Detroit comes into the series boasting MLB’s only 20-game winner (Max Scherzer) and its ERA champion (Anibal Sanchez). Amazingly, neither of those guys is named Verlander. Scherzer (21-3, 2.90 ERA) is probably the Cy Young favorite in the American League, and Sanchez somehow managed to live up to the huge contract he signed last winter.
It should say something that Jim Leyland’s team won 93 games, yet it still feels that they have underperformed. Miguel Cabrera is rumored to be hurt, but is still likely the most dangerous hitter in the game (outside of October Delmon Young of course).
X-FACTOR: The Detroit bullpen.
Nobody can blame Jim Leyland for chain-smoking himself into oblivion considering Detroit’s bullpen. After the colossal implosion of Jose Valverde last fall, human rain delay Joaquin Benoit has graduated from a setup role to the closer’s role more due to necessity than merit. Detroit’s 4.01 ERA ranked 24th in the majors and is easily the worst among 2013 playoff entrants.
If the Tigers’ rotation can shoulder the load (See: Ozzie Guillen’s ’05 White Sox), and just ask their relievers to be average, they’ll be tough to beat.
PREDICTION: Although this is Torii Hunter’s first year in Detroit, he has quickly become the heart and soul of the Tigers’ clubhouse.

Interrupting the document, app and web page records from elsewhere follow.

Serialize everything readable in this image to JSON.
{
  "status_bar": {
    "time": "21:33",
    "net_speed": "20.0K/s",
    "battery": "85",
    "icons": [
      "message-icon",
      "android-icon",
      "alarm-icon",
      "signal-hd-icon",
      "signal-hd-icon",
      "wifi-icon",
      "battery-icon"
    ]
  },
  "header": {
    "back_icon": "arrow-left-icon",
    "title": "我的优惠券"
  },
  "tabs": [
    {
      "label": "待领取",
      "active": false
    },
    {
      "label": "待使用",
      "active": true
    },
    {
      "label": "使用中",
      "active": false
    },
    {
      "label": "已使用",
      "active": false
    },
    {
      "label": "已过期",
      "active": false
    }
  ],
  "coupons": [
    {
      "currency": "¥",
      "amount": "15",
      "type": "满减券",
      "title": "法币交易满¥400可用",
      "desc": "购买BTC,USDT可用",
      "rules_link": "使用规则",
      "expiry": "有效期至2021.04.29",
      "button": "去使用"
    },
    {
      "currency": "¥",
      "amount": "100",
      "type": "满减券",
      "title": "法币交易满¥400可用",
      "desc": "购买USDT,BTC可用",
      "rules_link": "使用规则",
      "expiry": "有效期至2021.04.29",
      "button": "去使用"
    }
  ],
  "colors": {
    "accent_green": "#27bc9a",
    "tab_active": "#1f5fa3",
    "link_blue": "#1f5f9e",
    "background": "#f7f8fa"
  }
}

The 37-year-old Hunter hit second this year for the first time in his career, and enjoyed an All-Star season (.304/.334/.465) hitting in front of Cabrera.

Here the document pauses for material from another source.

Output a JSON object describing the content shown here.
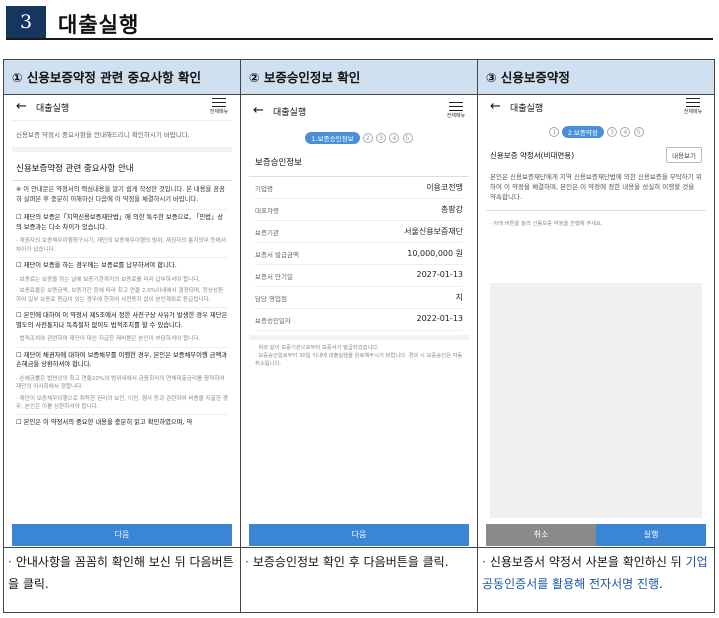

Look for Hunter to get on base enough in front of the big boys in this series to provide enough run support for an impressive starting rotation, and provide enough cushion for a shaky bullpen. TIGERS IN FOUR
Boston Red Sox (97-65) vs. Tampa Bay Rays (92-71)
THE SKINNY: After winning their third game in three cities in four days, Tampa Bay comes into the ALDS feeling very good about themselves – with good reason. Excellent defense, solid pitching, and the best role players in the game have the Rays back in the mix this year. Franchise third baseman Evan Longoria has been hot, and Delmon “October” Young and James Loney have been mashing at the bottom of the order.
With a league-best 97 victories this year, Boston has successfully re-loaded. After jettisoning (insert derogatory adjective) Bobby Valentine following a 93-loss season in 2012, new Sox manager John Farrell returned to Boston after two years with the Blue Jays. He was given some slack by the Boston brass, but hasn’t needed it. The Sox managed to hit on most – if not all – of their off-season free agent acquisions Mike Napoli, Stephen Drew, Jonny Gomes, and Shane Victorino.
Along with the Pittsburgh-St. Louis series, this series represents the first intra-division matchups in the LDS since the Wild Card era began in 1995. It will be interesting to see how the teams’ familiarity with one another will affect the outcome, especially in a short series. The Red Sox have won 12 of the 19 games between the two teams this season, but Boston is hitting under .210 against Tampa pitching.
X-FACTOR: Manager Joe Maddon is indeed a baseball man, but when he talks you might just as easily guess that he is a professor of mathematics or a wine connoisseur.
Maddon has no regard for traditional pitching roles. For example, 2012 Cy Young winner David Price served as the Rays’ pseudo-closer during the team’s run to the 2008 World Series. Maddon will bring a lefty out of the bullpen to pitch to a right-handed hitter if he likes the matchup, is not afraid to shake up his lineup even when things are going well, and he uses platoons like they’re going out of style.
Maddon will push some unconventional buttons. If they work, he’ll look like a genius. If they don’t, he’ll look desperate.
PREDICTION: Joe Maddon knows things you and I don’t. If there were such a thing as PED’s for baseball-related cognitive prowess, Maddon would have already been accused. RAYS IN FOUR